down to performances in practice next week.
• For those wondering how the
tournament seeds were determined among the three ties
in the CCHA standings, here we go: Northern Michigan
edged Nebraska-Omaha for the No. 4 seed because of
more league wins (14 to 12), the same reason Lake
Superior State superseded Ferris State for the No.
6 seed (11 to 10). But because Notre Dame and Alaska
Fairbanks had the same number of league wins as each
other (11) and split their season series 1-1, the
third tiebreaker had to be invoked to decide which
of them was No. 8 and which was No. 9: goal differential
in the season series. Notre Dame won that measurement,
5-3, and thus will host the Nanooks (again) this weekend.
Overall, it was a wild finish to the
regular season. Imagine if Ferris hadn't come back
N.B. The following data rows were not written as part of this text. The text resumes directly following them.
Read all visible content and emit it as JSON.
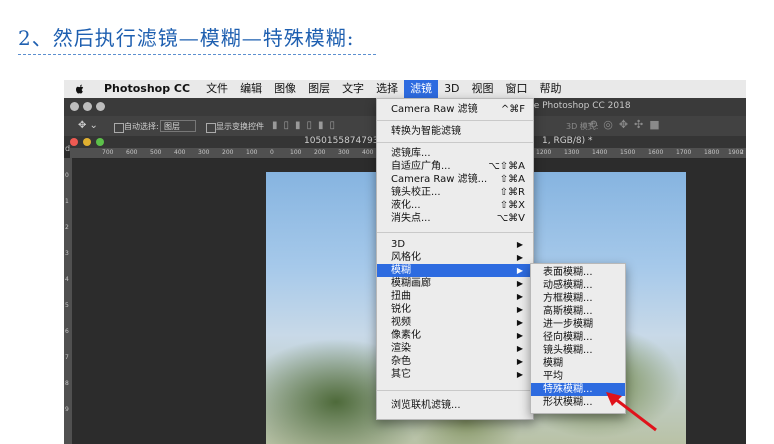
{
  "heading": "2、然后执行滤镜—模糊—特殊模糊:",
  "menubar": {
    "app_name": "Photoshop CC",
    "items": [
      "文件",
      "编辑",
      "图像",
      "图层",
      "文字",
      "选择",
      "滤镜",
      "3D",
      "视图",
      "窗口",
      "帮助"
    ]
  },
  "title_bar": {
    "text": "be Photoshop CC 2018"
  },
  "options_bar": {
    "auto_select_label": "自动选择:",
    "auto_select_value": "图层",
    "show_transform_label": "显示变换控件",
    "mode_3d_label": "3D 模式:"
  },
  "doc_tab": {
    "title_left": "1050155874793",
    "title_right": "1, RGB/8) *"
  },
  "ruler": {
    "h_ticks": [
      "700",
      "600",
      "500",
      "400",
      "300",
      "200",
      "100",
      "0",
      "100",
      "200",
      "300",
      "400",
      "1200",
      "1300",
      "1400",
      "1500",
      "1600",
      "1700",
      "1800",
      "1900",
      "2"
    ],
    "v_ticks": [
      "0",
      "1",
      "2",
      "3",
      "4",
      "5",
      "6",
      "7",
      "8",
      "9"
    ]
  },
  "filter_menu": {
    "camera_raw_last": {
      "label": "Camera Raw 滤镜",
      "shortcut": "^⌘F"
    },
    "convert_smart": {
      "label": "转换为智能滤镜"
    },
    "gallery": {
      "label": "滤镜库..."
    },
    "adaptive_wide": {
      "label": "自适应广角...",
      "shortcut": "⌥⇧⌘A"
    },
    "camera_raw": {
      "label": "Camera Raw 滤镜...",
      "shortcut": "⇧⌘A"
    },
    "lens_correction": {
      "label": "镜头校正...",
      "shortcut": "⇧⌘R"
    },
    "liquify": {
      "label": "液化...",
      "shortcut": "⇧⌘X"
    },
    "vanishing_point": {
      "label": "消失点...",
      "shortcut": "⌥⌘V"
    },
    "groups": [
      "3D",
      "风格化",
      "模糊",
      "模糊画廊",
      "扭曲",
      "锐化",
      "视频",
      "像素化",
      "渲染",
      "杂色",
      "其它"
    ],
    "browse_online": {
      "label": "浏览联机滤镜..."
    }
  },
  "blur_submenu": {
    "items": [
      "表面模糊...",
      "动感模糊...",
      "方框模糊...",
      "高斯模糊...",
      "进一步模糊",
      "径向模糊...",
      "镜头模糊...",
      "模糊",
      "平均",
      "特殊模糊...",
      "形状模糊..."
    ],
    "highlighted": "特殊模糊..."
  },
  "colors": {
    "accent": "#2d6be0",
    "heading": "#1e5fb0",
    "annotation_arrow": "#e0121b"
  }
}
from 3-0 to beat Michigan. Or if Western Michigan
hadn't come back from 5-2 to tie UNO. Or if Northern
Michigan hadn't erased a 2-0 lead to beat Ohio State
on Saturday. Every matchup in the first round could
• Notre Dame coach Jeff Jackson
hopes the ice at the Joyce Center is better for this
weekend's rematch against UAF than it was last weekend.
"The ice was terrible tonight, worse than it's
been all season," Jackson said after Friday's
win. He blamed it on too much heat in the multipurpose
building stemming from other events during the week.
• This weekend's No. 10 Ohio State
vs. No. 7 Ferris State playoff series is a rematch
of a first-rounder from last year, when the circumstances
were much different. No. 11 seed Ferris State put
a scare into the mighty Buckeyes, the No. 2 seed,
before blowing a two-goal, third-period lead in Game
3 and losing in overtime in Columbus.
• You must read Ferris State senior
Greg Rallo's tremendous tale of trailer parks, mini-sticks
and Grey Goose on
the CCHA Web site.
variety of sources were utilized in the compilation
of this report.